===== RECORDS SUPPLIED =====

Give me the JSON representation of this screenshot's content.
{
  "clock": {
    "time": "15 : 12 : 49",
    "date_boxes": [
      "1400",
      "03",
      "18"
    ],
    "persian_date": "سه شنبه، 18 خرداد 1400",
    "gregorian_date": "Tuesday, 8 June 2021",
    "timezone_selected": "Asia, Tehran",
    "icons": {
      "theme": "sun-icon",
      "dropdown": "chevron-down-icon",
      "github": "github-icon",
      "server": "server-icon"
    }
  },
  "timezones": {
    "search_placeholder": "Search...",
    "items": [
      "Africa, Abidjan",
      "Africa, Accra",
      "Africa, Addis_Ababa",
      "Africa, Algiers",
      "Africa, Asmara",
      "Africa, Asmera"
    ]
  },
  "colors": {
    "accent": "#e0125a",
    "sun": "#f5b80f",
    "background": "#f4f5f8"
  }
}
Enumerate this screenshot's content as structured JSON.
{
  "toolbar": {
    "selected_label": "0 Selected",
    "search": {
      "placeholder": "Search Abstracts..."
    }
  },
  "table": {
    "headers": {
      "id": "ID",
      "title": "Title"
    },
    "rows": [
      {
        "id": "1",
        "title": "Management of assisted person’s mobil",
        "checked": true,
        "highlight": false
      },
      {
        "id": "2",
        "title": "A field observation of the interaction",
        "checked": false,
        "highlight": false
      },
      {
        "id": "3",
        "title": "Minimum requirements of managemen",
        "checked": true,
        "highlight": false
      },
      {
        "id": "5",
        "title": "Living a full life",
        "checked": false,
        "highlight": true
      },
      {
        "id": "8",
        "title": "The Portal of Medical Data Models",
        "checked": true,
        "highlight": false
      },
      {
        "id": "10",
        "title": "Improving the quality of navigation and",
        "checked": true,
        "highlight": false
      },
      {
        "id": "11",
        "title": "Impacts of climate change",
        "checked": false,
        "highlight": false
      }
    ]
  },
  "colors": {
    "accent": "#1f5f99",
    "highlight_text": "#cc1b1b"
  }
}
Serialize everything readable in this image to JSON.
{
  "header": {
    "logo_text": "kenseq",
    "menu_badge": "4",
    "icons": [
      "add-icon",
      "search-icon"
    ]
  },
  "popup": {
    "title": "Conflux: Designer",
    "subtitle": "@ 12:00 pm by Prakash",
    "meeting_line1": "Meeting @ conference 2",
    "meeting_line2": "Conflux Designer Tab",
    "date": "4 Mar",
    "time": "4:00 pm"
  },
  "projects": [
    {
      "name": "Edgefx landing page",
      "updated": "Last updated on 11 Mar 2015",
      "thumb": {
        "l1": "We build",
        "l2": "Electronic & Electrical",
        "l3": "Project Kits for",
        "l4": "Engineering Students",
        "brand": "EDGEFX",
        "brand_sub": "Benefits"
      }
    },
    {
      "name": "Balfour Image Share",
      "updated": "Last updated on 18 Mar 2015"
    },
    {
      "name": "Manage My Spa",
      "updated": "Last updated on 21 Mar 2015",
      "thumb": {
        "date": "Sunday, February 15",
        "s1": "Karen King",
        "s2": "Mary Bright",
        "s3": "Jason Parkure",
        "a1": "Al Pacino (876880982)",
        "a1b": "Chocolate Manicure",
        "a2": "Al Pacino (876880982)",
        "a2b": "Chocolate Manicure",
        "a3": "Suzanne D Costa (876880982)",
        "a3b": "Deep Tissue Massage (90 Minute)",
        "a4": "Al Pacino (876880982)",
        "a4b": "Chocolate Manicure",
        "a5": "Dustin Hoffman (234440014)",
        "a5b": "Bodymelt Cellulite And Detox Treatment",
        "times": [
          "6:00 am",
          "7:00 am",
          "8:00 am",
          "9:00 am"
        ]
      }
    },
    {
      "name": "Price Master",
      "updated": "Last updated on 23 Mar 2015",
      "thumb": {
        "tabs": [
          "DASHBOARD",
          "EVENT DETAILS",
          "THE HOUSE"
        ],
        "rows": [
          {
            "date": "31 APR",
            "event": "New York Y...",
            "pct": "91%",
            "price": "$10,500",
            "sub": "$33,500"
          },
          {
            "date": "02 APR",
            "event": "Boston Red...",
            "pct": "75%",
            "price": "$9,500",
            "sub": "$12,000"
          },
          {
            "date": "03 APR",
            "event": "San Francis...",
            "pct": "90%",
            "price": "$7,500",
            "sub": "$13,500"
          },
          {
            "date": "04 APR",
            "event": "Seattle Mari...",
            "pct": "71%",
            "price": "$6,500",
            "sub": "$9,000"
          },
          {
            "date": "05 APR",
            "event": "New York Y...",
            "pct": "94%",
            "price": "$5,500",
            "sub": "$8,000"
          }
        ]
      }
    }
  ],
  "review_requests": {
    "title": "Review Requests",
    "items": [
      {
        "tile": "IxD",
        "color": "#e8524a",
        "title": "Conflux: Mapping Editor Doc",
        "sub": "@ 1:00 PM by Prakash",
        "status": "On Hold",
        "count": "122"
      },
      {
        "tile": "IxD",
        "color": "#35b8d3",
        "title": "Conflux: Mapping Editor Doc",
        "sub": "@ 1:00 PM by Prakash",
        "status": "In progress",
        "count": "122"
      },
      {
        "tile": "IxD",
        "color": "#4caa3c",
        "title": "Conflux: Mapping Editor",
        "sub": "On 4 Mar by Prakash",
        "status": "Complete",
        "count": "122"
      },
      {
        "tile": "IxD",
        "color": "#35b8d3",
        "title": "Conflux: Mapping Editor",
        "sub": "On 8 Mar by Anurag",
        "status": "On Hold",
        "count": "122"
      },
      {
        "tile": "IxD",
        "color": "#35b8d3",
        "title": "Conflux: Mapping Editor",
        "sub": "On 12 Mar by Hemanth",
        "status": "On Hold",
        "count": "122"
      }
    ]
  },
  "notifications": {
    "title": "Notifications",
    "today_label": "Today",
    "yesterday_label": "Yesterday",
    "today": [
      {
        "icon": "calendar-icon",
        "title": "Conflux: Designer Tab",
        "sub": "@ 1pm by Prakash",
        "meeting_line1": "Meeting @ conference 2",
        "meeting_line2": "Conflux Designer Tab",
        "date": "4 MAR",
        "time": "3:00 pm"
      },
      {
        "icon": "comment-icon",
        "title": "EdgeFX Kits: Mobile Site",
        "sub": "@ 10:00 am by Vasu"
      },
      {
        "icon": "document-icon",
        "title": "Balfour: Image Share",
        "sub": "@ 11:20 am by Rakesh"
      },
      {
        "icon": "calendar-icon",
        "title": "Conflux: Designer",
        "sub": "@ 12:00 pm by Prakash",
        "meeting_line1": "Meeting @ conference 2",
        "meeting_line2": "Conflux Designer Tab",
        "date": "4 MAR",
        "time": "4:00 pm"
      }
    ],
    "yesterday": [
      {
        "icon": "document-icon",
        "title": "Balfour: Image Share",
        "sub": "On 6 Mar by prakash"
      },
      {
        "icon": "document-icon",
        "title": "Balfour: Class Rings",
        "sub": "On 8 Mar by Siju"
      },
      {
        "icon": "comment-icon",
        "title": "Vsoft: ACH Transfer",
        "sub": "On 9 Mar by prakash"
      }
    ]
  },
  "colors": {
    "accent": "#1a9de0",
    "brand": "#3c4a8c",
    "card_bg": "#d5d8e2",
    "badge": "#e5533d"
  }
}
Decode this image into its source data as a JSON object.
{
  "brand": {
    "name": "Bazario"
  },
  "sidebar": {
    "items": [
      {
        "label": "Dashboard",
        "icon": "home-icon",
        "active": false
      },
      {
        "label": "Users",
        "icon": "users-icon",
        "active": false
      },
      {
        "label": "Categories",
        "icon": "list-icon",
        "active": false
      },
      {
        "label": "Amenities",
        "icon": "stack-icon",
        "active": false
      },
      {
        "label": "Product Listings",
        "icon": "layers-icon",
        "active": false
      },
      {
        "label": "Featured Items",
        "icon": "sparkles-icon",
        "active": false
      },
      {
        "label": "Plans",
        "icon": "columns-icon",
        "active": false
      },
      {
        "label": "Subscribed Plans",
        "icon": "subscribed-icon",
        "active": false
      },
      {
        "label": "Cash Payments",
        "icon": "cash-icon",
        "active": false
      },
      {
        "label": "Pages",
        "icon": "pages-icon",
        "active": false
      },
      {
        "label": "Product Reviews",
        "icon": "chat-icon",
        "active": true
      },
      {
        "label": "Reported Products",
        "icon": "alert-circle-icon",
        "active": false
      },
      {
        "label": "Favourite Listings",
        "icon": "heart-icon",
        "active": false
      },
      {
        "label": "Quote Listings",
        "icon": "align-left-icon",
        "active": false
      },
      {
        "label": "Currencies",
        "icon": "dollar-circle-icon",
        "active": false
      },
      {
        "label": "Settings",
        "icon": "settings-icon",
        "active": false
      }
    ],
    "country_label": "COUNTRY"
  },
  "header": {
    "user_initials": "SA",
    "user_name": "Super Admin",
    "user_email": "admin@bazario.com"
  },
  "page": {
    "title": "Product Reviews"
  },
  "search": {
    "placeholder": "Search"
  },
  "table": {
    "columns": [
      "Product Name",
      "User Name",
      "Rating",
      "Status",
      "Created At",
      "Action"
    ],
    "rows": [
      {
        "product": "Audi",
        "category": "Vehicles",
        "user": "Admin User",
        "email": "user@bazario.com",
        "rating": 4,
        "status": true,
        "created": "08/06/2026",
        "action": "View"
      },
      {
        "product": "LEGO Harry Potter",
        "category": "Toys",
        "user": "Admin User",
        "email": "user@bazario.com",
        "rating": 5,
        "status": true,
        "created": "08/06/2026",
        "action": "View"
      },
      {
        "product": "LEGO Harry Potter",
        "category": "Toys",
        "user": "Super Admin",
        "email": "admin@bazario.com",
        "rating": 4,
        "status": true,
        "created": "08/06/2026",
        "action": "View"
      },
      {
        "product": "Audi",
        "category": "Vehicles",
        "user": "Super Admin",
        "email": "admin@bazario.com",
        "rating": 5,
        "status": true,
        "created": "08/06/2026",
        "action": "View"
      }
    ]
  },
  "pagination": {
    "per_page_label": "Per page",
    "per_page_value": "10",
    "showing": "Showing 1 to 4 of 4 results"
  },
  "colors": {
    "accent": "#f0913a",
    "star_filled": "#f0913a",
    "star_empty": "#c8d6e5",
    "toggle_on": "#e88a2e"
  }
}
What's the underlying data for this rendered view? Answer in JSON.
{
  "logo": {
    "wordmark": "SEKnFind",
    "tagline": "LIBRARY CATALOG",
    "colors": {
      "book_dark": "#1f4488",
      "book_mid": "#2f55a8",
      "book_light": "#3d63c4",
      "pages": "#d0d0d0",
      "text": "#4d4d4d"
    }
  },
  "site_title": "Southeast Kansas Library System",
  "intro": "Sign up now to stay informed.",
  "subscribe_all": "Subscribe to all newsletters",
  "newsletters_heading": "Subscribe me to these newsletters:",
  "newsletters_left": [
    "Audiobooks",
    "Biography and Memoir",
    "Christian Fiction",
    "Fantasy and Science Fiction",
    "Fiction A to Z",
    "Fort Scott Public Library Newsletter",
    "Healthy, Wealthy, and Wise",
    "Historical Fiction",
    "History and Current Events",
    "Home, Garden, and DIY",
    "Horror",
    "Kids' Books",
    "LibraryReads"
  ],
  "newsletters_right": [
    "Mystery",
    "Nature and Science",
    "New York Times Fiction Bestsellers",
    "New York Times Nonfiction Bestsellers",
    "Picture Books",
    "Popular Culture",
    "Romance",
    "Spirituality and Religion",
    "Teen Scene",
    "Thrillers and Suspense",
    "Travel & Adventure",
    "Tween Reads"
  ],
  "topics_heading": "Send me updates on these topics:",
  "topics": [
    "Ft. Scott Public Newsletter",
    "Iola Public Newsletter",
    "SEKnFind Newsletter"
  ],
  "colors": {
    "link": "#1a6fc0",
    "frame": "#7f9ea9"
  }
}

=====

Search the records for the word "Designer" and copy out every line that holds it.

    "title": "Conflux: Designer",
    "meeting_line2": "Conflux Designer Tab",
        "title": "Conflux: Designer Tab",
        "meeting_line2": "Conflux Designer Tab",
        "title": "Conflux: Designer",
        "meeting_line2": "Conflux Designer Tab",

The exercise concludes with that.